For every line in the entries that contains "current", show the whole line.

Stored data entries
####

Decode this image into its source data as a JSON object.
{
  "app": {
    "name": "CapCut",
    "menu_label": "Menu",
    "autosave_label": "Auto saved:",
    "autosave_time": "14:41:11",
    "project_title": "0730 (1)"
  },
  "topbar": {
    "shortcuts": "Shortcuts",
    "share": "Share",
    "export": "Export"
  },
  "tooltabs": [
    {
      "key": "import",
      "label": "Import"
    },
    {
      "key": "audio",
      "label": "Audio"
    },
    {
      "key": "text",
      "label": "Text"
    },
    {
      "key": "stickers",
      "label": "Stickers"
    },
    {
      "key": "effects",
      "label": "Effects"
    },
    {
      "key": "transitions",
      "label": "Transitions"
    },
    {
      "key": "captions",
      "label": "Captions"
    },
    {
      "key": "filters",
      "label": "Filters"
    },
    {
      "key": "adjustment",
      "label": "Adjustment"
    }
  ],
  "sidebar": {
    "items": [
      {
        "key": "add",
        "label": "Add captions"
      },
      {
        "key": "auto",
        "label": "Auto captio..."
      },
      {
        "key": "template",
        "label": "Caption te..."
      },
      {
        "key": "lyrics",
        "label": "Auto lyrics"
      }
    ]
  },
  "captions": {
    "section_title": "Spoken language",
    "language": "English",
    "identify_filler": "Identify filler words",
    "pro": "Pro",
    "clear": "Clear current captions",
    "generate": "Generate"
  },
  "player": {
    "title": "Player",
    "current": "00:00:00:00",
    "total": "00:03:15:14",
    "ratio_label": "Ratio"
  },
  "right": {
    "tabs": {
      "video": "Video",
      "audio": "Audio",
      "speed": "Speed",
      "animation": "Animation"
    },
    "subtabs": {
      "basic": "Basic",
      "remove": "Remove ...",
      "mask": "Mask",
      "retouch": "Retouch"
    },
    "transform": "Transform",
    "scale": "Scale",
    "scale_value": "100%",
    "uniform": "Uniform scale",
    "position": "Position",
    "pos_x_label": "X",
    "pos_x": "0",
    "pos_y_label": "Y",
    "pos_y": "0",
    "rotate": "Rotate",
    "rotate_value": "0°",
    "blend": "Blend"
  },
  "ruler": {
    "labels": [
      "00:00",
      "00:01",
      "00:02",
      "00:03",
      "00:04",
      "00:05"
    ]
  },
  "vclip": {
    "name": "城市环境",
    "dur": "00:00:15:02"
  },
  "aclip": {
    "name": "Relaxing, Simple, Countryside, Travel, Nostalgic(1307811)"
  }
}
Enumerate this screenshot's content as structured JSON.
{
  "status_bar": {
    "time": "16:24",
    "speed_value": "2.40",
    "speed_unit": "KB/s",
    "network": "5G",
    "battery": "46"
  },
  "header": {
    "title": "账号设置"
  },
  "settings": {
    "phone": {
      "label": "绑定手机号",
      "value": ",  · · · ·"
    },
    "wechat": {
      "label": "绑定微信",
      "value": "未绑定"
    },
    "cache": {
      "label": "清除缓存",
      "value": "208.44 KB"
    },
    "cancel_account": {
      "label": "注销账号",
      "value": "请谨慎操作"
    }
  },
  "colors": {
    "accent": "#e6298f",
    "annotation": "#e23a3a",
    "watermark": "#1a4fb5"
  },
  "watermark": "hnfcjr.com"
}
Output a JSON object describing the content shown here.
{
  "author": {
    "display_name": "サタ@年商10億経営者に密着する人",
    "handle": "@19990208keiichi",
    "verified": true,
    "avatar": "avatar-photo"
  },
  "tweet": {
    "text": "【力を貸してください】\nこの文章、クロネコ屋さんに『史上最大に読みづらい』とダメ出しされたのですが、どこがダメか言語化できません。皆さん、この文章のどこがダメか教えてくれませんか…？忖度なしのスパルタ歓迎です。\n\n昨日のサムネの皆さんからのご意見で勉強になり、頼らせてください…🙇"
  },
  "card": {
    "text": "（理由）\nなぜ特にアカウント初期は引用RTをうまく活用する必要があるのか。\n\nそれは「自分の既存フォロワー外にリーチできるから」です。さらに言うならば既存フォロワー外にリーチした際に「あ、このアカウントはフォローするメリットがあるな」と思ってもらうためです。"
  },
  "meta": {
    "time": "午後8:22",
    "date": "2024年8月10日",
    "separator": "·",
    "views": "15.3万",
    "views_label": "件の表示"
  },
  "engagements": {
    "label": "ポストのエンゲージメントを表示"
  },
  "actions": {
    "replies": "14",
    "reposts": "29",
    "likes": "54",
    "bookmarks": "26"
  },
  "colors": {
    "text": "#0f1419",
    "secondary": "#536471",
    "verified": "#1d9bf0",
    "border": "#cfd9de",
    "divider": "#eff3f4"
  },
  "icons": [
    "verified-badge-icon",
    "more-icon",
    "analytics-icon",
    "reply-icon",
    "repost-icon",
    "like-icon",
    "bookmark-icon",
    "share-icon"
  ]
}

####

§ **SOLUTION FOR THIS EXERCISE**
    "clear": "Clear current captions",
    "current": "00:00:00:00",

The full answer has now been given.